The high school in Marion, Ohio recently took down a Ten Commandments plaque to avoid fighting a lawsuit they are very unlikely to win, which has so upset a freshman student that he is going on strike, refusing to do any homework until they put the plaque back on the wall. Yeah, good luck with that one, kid.
“I am attending class because by law I have to attend class but I am refusing to participate,” Miller said. “I’m aware of the consequences, but I would like to get my point across.”
“I don’t care about my grades now,” he continued. “I told the principal, until there is an agreement reached, I will not participate in any Harding-related activities, any Marion City Schools-related activities. Sports, choir, classes, whatever. I won’t even wear my Harding Marching Band shirt.”
Miller insisted that the Ten Commandments are not just a religious symbol, but guidelines it would behoove all students to follow, and that he will carry on with his strike until the plaque is replaced.

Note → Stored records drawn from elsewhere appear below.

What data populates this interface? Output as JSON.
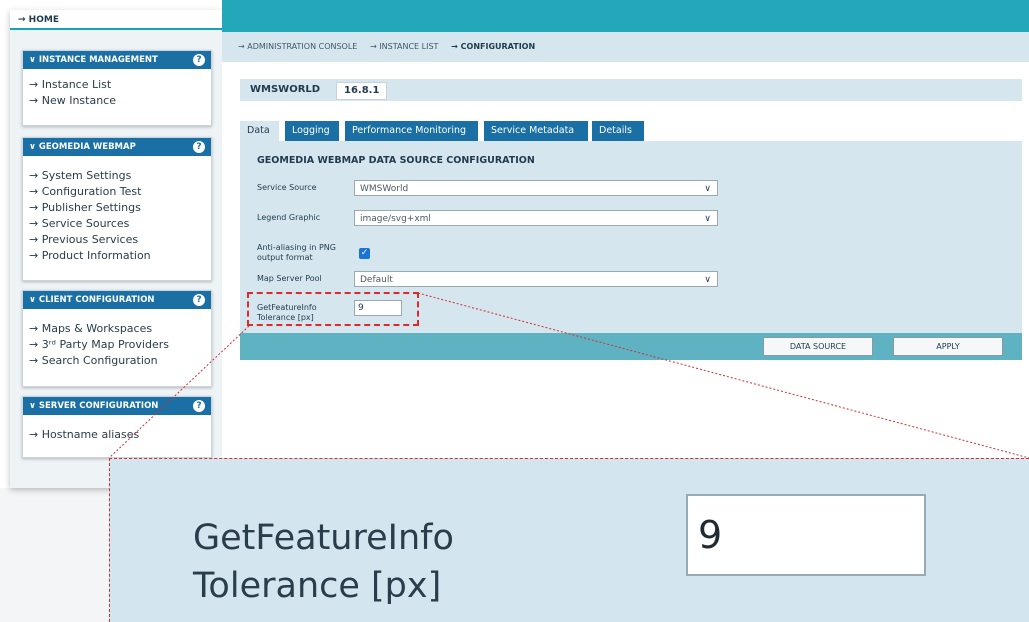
{
  "sidebar": {
    "home": "→ HOME",
    "panels": [
      {
        "title": "∨ INSTANCE MANAGEMENT",
        "items": [
          "→ Instance List",
          "→ New Instance"
        ]
      },
      {
        "title": "∨ GEOMEDIA WEBMAP",
        "items": [
          "→ System Settings",
          "→ Configuration Test",
          "→ Publisher Settings",
          "→ Service Sources",
          "→ Previous Services",
          "→ Product Information"
        ]
      },
      {
        "title": "∨ CLIENT CONFIGURATION",
        "items": [
          "→ Maps & Workspaces",
          "→ 3ʳᵈ Party Map Providers",
          "→ Search Configuration"
        ]
      },
      {
        "title": "∨ SERVER CONFIGURATION",
        "items": [
          "→ Hostname aliases"
        ]
      }
    ],
    "help_glyph": "?"
  },
  "breadcrumb": {
    "items": [
      "→ ADMINISTRATION CONSOLE",
      "→ INSTANCE LIST",
      "→ CONFIGURATION"
    ]
  },
  "instance": {
    "name": "WMSWORLD",
    "version": "16.8.1"
  },
  "tabs": [
    "Data",
    "Logging",
    "Performance Monitoring",
    "Service Metadata",
    "Details"
  ],
  "form": {
    "title": "GEOMEDIA WEBMAP DATA SOURCE CONFIGURATION",
    "service_source": {
      "label": "Service Source",
      "value": "WMSWorld"
    },
    "legend_graphic": {
      "label": "Legend Graphic",
      "value": "image/svg+xml"
    },
    "anti_aliasing": {
      "label_line1": "Anti-aliasing in PNG",
      "label_line2": "output format",
      "checked": true,
      "check_glyph": "✓"
    },
    "map_server_pool": {
      "label": "Map Server Pool",
      "value": "Default"
    },
    "tolerance": {
      "label_line1": "GetFeatureInfo",
      "label_line2": "Tolerance [px]",
      "value": "9"
    },
    "chevron_glyph": "∨"
  },
  "buttons": {
    "data_source": "DATA SOURCE",
    "apply": "APPLY"
  },
  "zoom": {
    "label_line1": "GetFeatureInfo",
    "label_line2": "Tolerance [px]",
    "value": "9"
  },
  "colors": {
    "accent": "#22a8b8",
    "panel_header": "#1a6fa5",
    "highlight": "#e02a2a"
  }
}
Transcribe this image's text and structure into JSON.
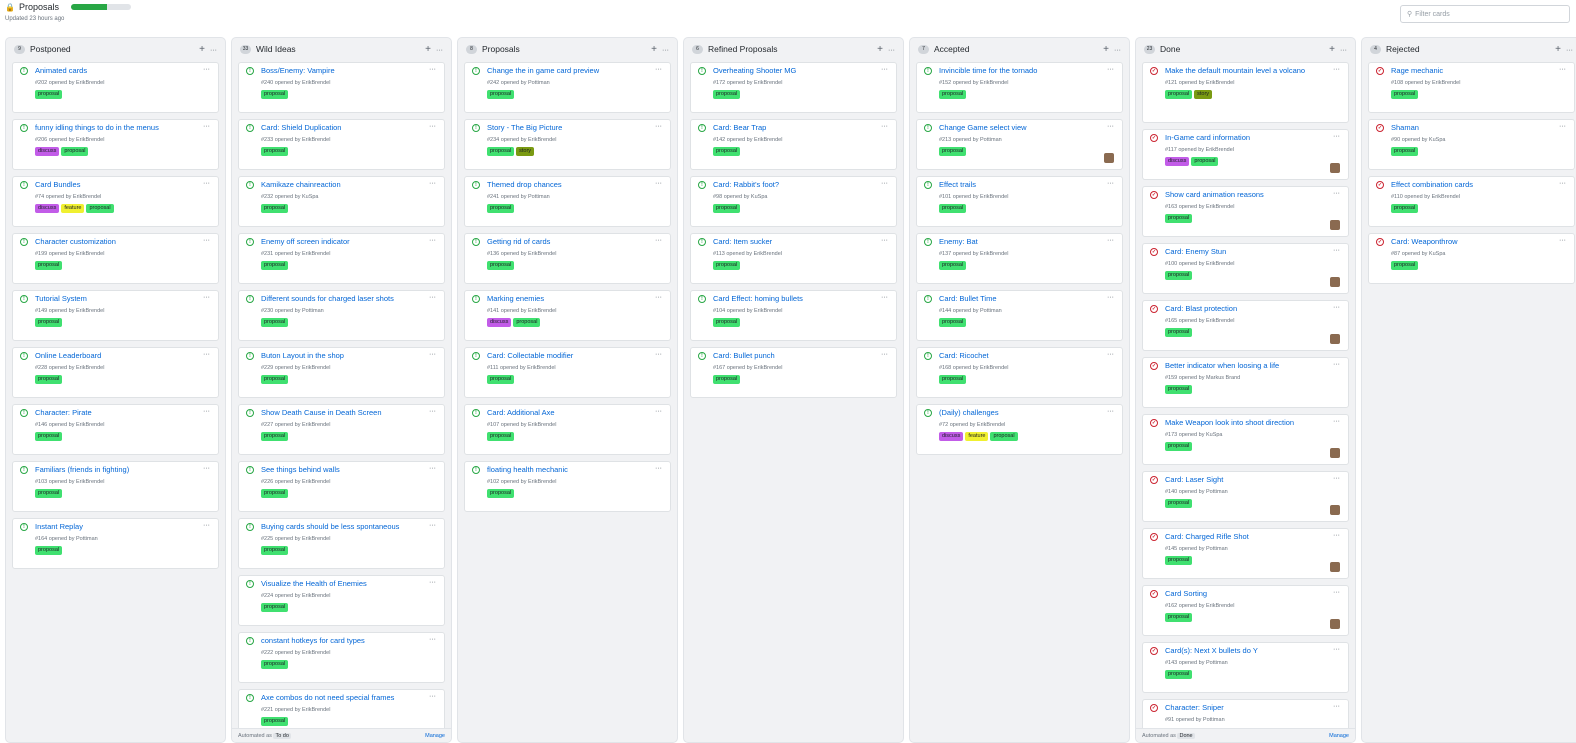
{
  "project": {
    "title": "Proposals",
    "progress_fraction": 0.6,
    "updated": "Updated 23 hours ago",
    "lock_icon": "lock-icon"
  },
  "filter": {
    "placeholder": "Filter cards",
    "icon": "search-icon"
  },
  "colors": {
    "proposal": "#40e070",
    "discuss": "#c25ce8",
    "feature": "#f0f030",
    "story": "#7a9a12",
    "open": "#28a745",
    "closed": "#cb2431",
    "link": "#0366d6"
  },
  "columns": [
    {
      "name": "Postponed",
      "count": "9",
      "cards": [
        {
          "title": "Animated cards",
          "meta": "#202 opened by ErikBrendel",
          "labels": [
            "proposal"
          ],
          "state": "open"
        },
        {
          "title": "funny idling things to do in the menus",
          "meta": "#206 opened by ErikBrendel",
          "labels": [
            "discuss",
            "proposal"
          ],
          "state": "open"
        },
        {
          "title": "Card Bundles",
          "meta": "#74 opened by ErikBrendel",
          "labels": [
            "discuss",
            "feature",
            "proposal"
          ],
          "state": "open"
        },
        {
          "title": "Character customization",
          "meta": "#199 opened by ErikBrendel",
          "labels": [
            "proposal"
          ],
          "state": "open"
        },
        {
          "title": "Tutorial System",
          "meta": "#149 opened by ErikBrendel",
          "labels": [
            "proposal"
          ],
          "state": "open"
        },
        {
          "title": "Online Leaderboard",
          "meta": "#228 opened by ErikBrendel",
          "labels": [
            "proposal"
          ],
          "state": "open"
        },
        {
          "title": "Character: Pirate",
          "meta": "#146 opened by ErikBrendel",
          "labels": [
            "proposal"
          ],
          "state": "open"
        },
        {
          "title": "Familiars (friends in fighting)",
          "meta": "#103 opened by ErikBrendel",
          "labels": [
            "proposal"
          ],
          "state": "open"
        },
        {
          "title": "Instant Replay",
          "meta": "#164 opened by Pottiman",
          "labels": [
            "proposal"
          ],
          "state": "open"
        }
      ]
    },
    {
      "name": "Wild Ideas",
      "count": "33",
      "footer": {
        "auto": "Automated as",
        "tag": "To do",
        "manage": "Manage"
      },
      "cards": [
        {
          "title": "Boss/Enemy: Vampire",
          "meta": "#240 opened by ErikBrendel",
          "labels": [
            "proposal"
          ],
          "state": "open"
        },
        {
          "title": "Card: Shield Duplication",
          "meta": "#233 opened by ErikBrendel",
          "labels": [
            "proposal"
          ],
          "state": "open"
        },
        {
          "title": "Kamikaze chainreaction",
          "meta": "#232 opened by KuSpa",
          "labels": [
            "proposal"
          ],
          "state": "open"
        },
        {
          "title": "Enemy off screen indicator",
          "meta": "#231 opened by ErikBrendel",
          "labels": [
            "proposal"
          ],
          "state": "open"
        },
        {
          "title": "Different sounds for charged laser shots",
          "meta": "#230 opened by Pottiman",
          "labels": [
            "proposal"
          ],
          "state": "open"
        },
        {
          "title": "Buton Layout in the shop",
          "meta": "#229 opened by ErikBrendel",
          "labels": [
            "proposal"
          ],
          "state": "open"
        },
        {
          "title": "Show Death Cause in Death Screen",
          "meta": "#227 opened by ErikBrendel",
          "labels": [
            "proposal"
          ],
          "state": "open"
        },
        {
          "title": "See things behind walls",
          "meta": "#226 opened by ErikBrendel",
          "labels": [
            "proposal"
          ],
          "state": "open"
        },
        {
          "title": "Buying cards should be less spontaneous",
          "meta": "#225 opened by ErikBrendel",
          "labels": [
            "proposal"
          ],
          "state": "open"
        },
        {
          "title": "Visualize the Health of Enemies",
          "meta": "#224 opened by ErikBrendel",
          "labels": [
            "proposal"
          ],
          "state": "open"
        },
        {
          "title": "constant hotkeys for card types",
          "meta": "#222 opened by ErikBrendel",
          "labels": [
            "proposal"
          ],
          "state": "open"
        },
        {
          "title": "Axe combos do not need special frames",
          "meta": "#221 opened by ErikBrendel",
          "labels": [
            "proposal"
          ],
          "state": "open"
        }
      ]
    },
    {
      "name": "Proposals",
      "count": "8",
      "cards": [
        {
          "title": "Change the in game card preview",
          "meta": "#242 opened by Pottiman",
          "labels": [
            "proposal"
          ],
          "state": "open"
        },
        {
          "title": "Story - The Big Picture",
          "meta": "#234 opened by ErikBrendel",
          "labels": [
            "proposal",
            "story"
          ],
          "state": "open"
        },
        {
          "title": "Themed drop chances",
          "meta": "#241 opened by Pottiman",
          "labels": [
            "proposal"
          ],
          "state": "open"
        },
        {
          "title": "Getting rid of cards",
          "meta": "#136 opened by ErikBrendel",
          "labels": [
            "proposal"
          ],
          "state": "open"
        },
        {
          "title": "Marking enemies",
          "meta": "#141 opened by ErikBrendel",
          "labels": [
            "discuss",
            "proposal"
          ],
          "state": "open"
        },
        {
          "title": "Card: Collectable modifier",
          "meta": "#111 opened by ErikBrendel",
          "labels": [
            "proposal"
          ],
          "state": "open"
        },
        {
          "title": "Card: Additional Axe",
          "meta": "#107 opened by ErikBrendel",
          "labels": [
            "proposal"
          ],
          "state": "open"
        },
        {
          "title": "floating health mechanic",
          "meta": "#102 opened by ErikBrendel",
          "labels": [
            "proposal"
          ],
          "state": "open"
        }
      ]
    },
    {
      "name": "Refined Proposals",
      "count": "6",
      "cards": [
        {
          "title": "Overheating Shooter MG",
          "meta": "#172 opened by ErikBrendel",
          "labels": [
            "proposal"
          ],
          "state": "open"
        },
        {
          "title": "Card: Bear Trap",
          "meta": "#142 opened by ErikBrendel",
          "labels": [
            "proposal"
          ],
          "state": "open"
        },
        {
          "title": "Card: Rabbit's foot?",
          "meta": "#98 opened by KuSpa",
          "labels": [
            "proposal"
          ],
          "state": "open"
        },
        {
          "title": "Card: Item sucker",
          "meta": "#113 opened by ErikBrendel",
          "labels": [
            "proposal"
          ],
          "state": "open"
        },
        {
          "title": "Card Effect: homing bullets",
          "meta": "#104 opened by ErikBrendel",
          "labels": [
            "proposal"
          ],
          "state": "open"
        },
        {
          "title": "Card: Bullet punch",
          "meta": "#167 opened by ErikBrendel",
          "labels": [
            "proposal"
          ],
          "state": "open"
        }
      ]
    },
    {
      "name": "Accepted",
      "count": "7",
      "cards": [
        {
          "title": "Invincible time for the tornado",
          "meta": "#152 opened by ErikBrendel",
          "labels": [
            "proposal"
          ],
          "state": "open"
        },
        {
          "title": "Change Game select view",
          "meta": "#213 opened by Pottiman",
          "labels": [
            "proposal"
          ],
          "state": "open",
          "avatar": true
        },
        {
          "title": "Effect trails",
          "meta": "#101 opened by ErikBrendel",
          "labels": [
            "proposal"
          ],
          "state": "open"
        },
        {
          "title": "Enemy: Bat",
          "meta": "#137 opened by ErikBrendel",
          "labels": [
            "proposal"
          ],
          "state": "open"
        },
        {
          "title": "Card: Bullet Time",
          "meta": "#144 opened by Pottiman",
          "labels": [
            "proposal"
          ],
          "state": "open"
        },
        {
          "title": "Card: Ricochet",
          "meta": "#168 opened by ErikBrendel",
          "labels": [
            "proposal"
          ],
          "state": "open"
        },
        {
          "title": "(Daily) challenges",
          "meta": "#72 opened by ErikBrendel",
          "labels": [
            "discuss",
            "feature",
            "proposal"
          ],
          "state": "open"
        }
      ]
    },
    {
      "name": "Done",
      "count": "23",
      "footer": {
        "auto": "Automated as",
        "tag": "Done",
        "manage": "Manage"
      },
      "cards": [
        {
          "title": "Make the default mountain level a volcano",
          "meta": "#121 opened by ErikBrendel",
          "labels": [
            "proposal",
            "story"
          ],
          "state": "closed"
        },
        {
          "title": "In-Game card information",
          "meta": "#117 opened by ErikBrendel",
          "labels": [
            "discuss",
            "proposal"
          ],
          "state": "closed",
          "avatar": true
        },
        {
          "title": "Show card animation reasons",
          "meta": "#163 opened by ErikBrendel",
          "labels": [
            "proposal"
          ],
          "state": "closed",
          "avatar": true
        },
        {
          "title": "Card: Enemy Stun",
          "meta": "#100 opened by ErikBrendel",
          "labels": [
            "proposal"
          ],
          "state": "closed",
          "avatar": true
        },
        {
          "title": "Card: Blast protection",
          "meta": "#165 opened by ErikBrendel",
          "labels": [
            "proposal"
          ],
          "state": "closed",
          "avatar": true
        },
        {
          "title": "Better indicator when loosing a life",
          "meta": "#159 opened by Markus Brand",
          "labels": [
            "proposal"
          ],
          "state": "closed"
        },
        {
          "title": "Make Weapon look into shoot direction",
          "meta": "#173 opened by KuSpa",
          "labels": [
            "proposal"
          ],
          "state": "closed",
          "avatar": true
        },
        {
          "title": "Card: Laser Sight",
          "meta": "#140 opened by Pottiman",
          "labels": [
            "proposal"
          ],
          "state": "closed",
          "avatar": true
        },
        {
          "title": "Card: Charged Rifle Shot",
          "meta": "#145 opened by Pottiman",
          "labels": [
            "proposal"
          ],
          "state": "closed",
          "avatar": true
        },
        {
          "title": "Card Sorting",
          "meta": "#162 opened by ErikBrendel",
          "labels": [
            "proposal"
          ],
          "state": "closed",
          "avatar": true
        },
        {
          "title": "Card(s): Next X bullets do Y",
          "meta": "#143 opened by Pottiman",
          "labels": [
            "proposal"
          ],
          "state": "closed"
        },
        {
          "title": "Character: Sniper",
          "meta": "#91 opened by Pottiman",
          "labels": [],
          "state": "closed"
        }
      ]
    },
    {
      "name": "Rejected",
      "count": "4",
      "cards": [
        {
          "title": "Rage mechanic",
          "meta": "#108 opened by ErikBrendel",
          "labels": [
            "proposal"
          ],
          "state": "closed"
        },
        {
          "title": "Shaman",
          "meta": "#90 opened by KuSpa",
          "labels": [
            "proposal"
          ],
          "state": "closed"
        },
        {
          "title": "Effect combination cards",
          "meta": "#110 opened by ErikBrendel",
          "labels": [
            "proposal"
          ],
          "state": "closed"
        },
        {
          "title": "Card: Weaponthrow",
          "meta": "#87 opened by KuSpa",
          "labels": [
            "proposal"
          ],
          "state": "closed"
        }
      ]
    }
  ]
}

“Until there is at least some agreement made between the administration and the students,” Miller said, he will continue his strike. “If it is all year,” he added, “then it is all year.”

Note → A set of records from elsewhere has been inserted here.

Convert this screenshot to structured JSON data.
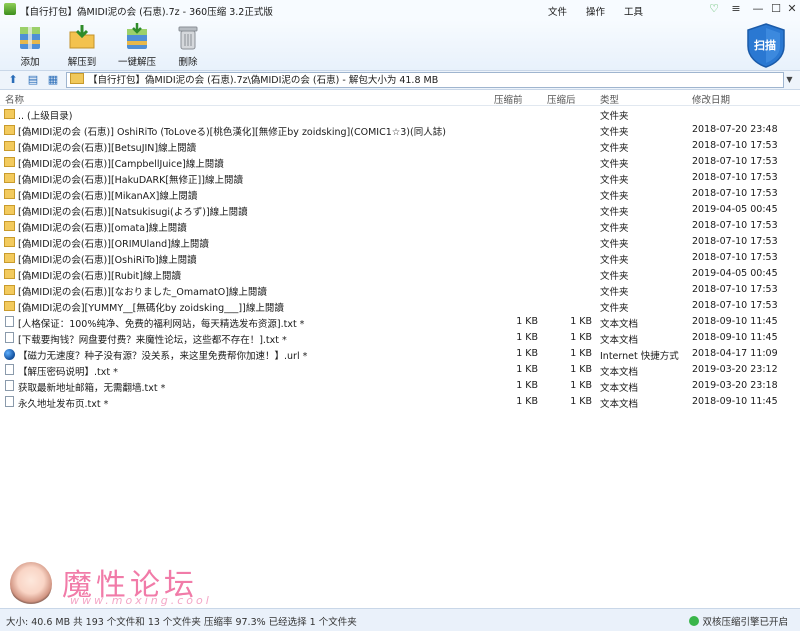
{
  "window": {
    "title": "【自行打包】偽MIDI泥の会 (石恵).7z - 360压缩 3.2正式版",
    "menu": [
      "文件",
      "操作",
      "工具"
    ],
    "controls": {
      "help": "♡",
      "menu": "≡",
      "minimize": "—",
      "maximize": "☐",
      "close": "✕"
    }
  },
  "toolbar": {
    "add": "添加",
    "extract_to": "解压到",
    "one_click_extract": "一键解压",
    "delete": "删除",
    "scan": "扫描"
  },
  "address": {
    "path": "【自行打包】偽MIDI泥の会 (石恵).7z\\偽MIDI泥の会 (石恵) - 解包大小为 41.8 MB"
  },
  "columns": {
    "name": "名称",
    "packed": "压缩前",
    "size": "压缩后",
    "type": "类型",
    "date": "修改日期"
  },
  "files": [
    {
      "icon": "folder",
      "name": ".. (上级目录)",
      "packed": "",
      "size": "",
      "type": "文件夹",
      "date": ""
    },
    {
      "icon": "folder",
      "name": "[偽MIDI泥の会 (石恵)] OshiRiTo (ToLoveる)[桃色漢化][無修正by zoidsking](COMIC1☆3)(同人誌)",
      "packed": "",
      "size": "",
      "type": "文件夹",
      "date": "2018-07-20 23:48"
    },
    {
      "icon": "folder",
      "name": "[偽MIDI泥の会(石恵)][BetsuJIN]線上閱讀",
      "packed": "",
      "size": "",
      "type": "文件夹",
      "date": "2018-07-10 17:53"
    },
    {
      "icon": "folder",
      "name": "[偽MIDI泥の会(石恵)][CampbellJuice]線上閱讀",
      "packed": "",
      "size": "",
      "type": "文件夹",
      "date": "2018-07-10 17:53"
    },
    {
      "icon": "folder",
      "name": "[偽MIDI泥の会(石恵)][HakuDARK[無修正]]線上閱讀",
      "packed": "",
      "size": "",
      "type": "文件夹",
      "date": "2018-07-10 17:53"
    },
    {
      "icon": "folder",
      "name": "[偽MIDI泥の会(石恵)][MikanAX]線上閱讀",
      "packed": "",
      "size": "",
      "type": "文件夹",
      "date": "2018-07-10 17:53"
    },
    {
      "icon": "folder",
      "name": "[偽MIDI泥の会(石恵)][Natsukisugi(よろず)]線上閱讀",
      "packed": "",
      "size": "",
      "type": "文件夹",
      "date": "2019-04-05 00:45"
    },
    {
      "icon": "folder",
      "name": "[偽MIDI泥の会(石恵)][omata]線上閱讀",
      "packed": "",
      "size": "",
      "type": "文件夹",
      "date": "2018-07-10 17:53"
    },
    {
      "icon": "folder",
      "name": "[偽MIDI泥の会(石恵)][ORIMUland]線上閱讀",
      "packed": "",
      "size": "",
      "type": "文件夹",
      "date": "2018-07-10 17:53"
    },
    {
      "icon": "folder",
      "name": "[偽MIDI泥の会(石恵)][OshiRiTo]線上閱讀",
      "packed": "",
      "size": "",
      "type": "文件夹",
      "date": "2018-07-10 17:53"
    },
    {
      "icon": "folder",
      "name": "[偽MIDI泥の会(石恵)][Rubit]線上閱讀",
      "packed": "",
      "size": "",
      "type": "文件夹",
      "date": "2019-04-05 00:45"
    },
    {
      "icon": "folder",
      "name": "[偽MIDI泥の会(石恵)][なおりました_OmamatO]線上閱讀",
      "packed": "",
      "size": "",
      "type": "文件夹",
      "date": "2018-07-10 17:53"
    },
    {
      "icon": "folder",
      "name": "[偽MIDI泥の会][YUMMY__[無碼化by zoidsking___]]線上閱讀",
      "packed": "",
      "size": "",
      "type": "文件夹",
      "date": "2018-07-10 17:53"
    },
    {
      "icon": "doc",
      "name": "[人格保证：100%纯净、免费的福利网站，每天精选发布资源].txt *",
      "packed": "1 KB",
      "size": "1 KB",
      "type": "文本文档",
      "date": "2018-09-10 11:45"
    },
    {
      "icon": "doc",
      "name": "[下载要掏钱？网盘要付费？来魔性论坛，这些都不存在！].txt *",
      "packed": "1 KB",
      "size": "1 KB",
      "type": "文本文档",
      "date": "2018-09-10 11:45"
    },
    {
      "icon": "globe",
      "name": "【磁力无速度？种子没有源？没关系，来这里免费帮你加速！】.url *",
      "packed": "1 KB",
      "size": "1 KB",
      "type": "Internet 快捷方式",
      "date": "2018-04-17 11:09"
    },
    {
      "icon": "doc",
      "name": "【解压密码说明】.txt *",
      "packed": "1 KB",
      "size": "1 KB",
      "type": "文本文档",
      "date": "2019-03-20 23:12"
    },
    {
      "icon": "doc",
      "name": "获取最新地址邮箱，无需翻墙.txt *",
      "packed": "1 KB",
      "size": "1 KB",
      "type": "文本文档",
      "date": "2019-03-20 23:18"
    },
    {
      "icon": "doc",
      "name": "永久地址发布页.txt *",
      "packed": "1 KB",
      "size": "1 KB",
      "type": "文本文档",
      "date": "2018-09-10 11:45"
    }
  ],
  "watermark": {
    "title": "魔性论坛",
    "url": "www.moxing.cool"
  },
  "status": {
    "text": "大小: 40.6 MB 共 193 个文件和 13 个文件夹 压缩率 97.3% 已经选择 1 个文件夹",
    "right": "双核压缩引擎已开启"
  },
  "colors": {
    "accent": "#2a6db8",
    "folder": "#f3ca5d",
    "watermark": "#f17ba8"
  }
}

Yeah, that’ll show ’em. Pro tip, kid: Holding your own future hostage to get what you want is probably a bad career move. And you’re wrong at every level here. The 10 Commandments are mostly religious commands, which no government school can promote. So you just keep on striking. And if you manage to force the school to put it back up, get sued and lose a big judgment, your classmates will know who to blame if the cost of that lawsuit forces them to cut back on band or other activities.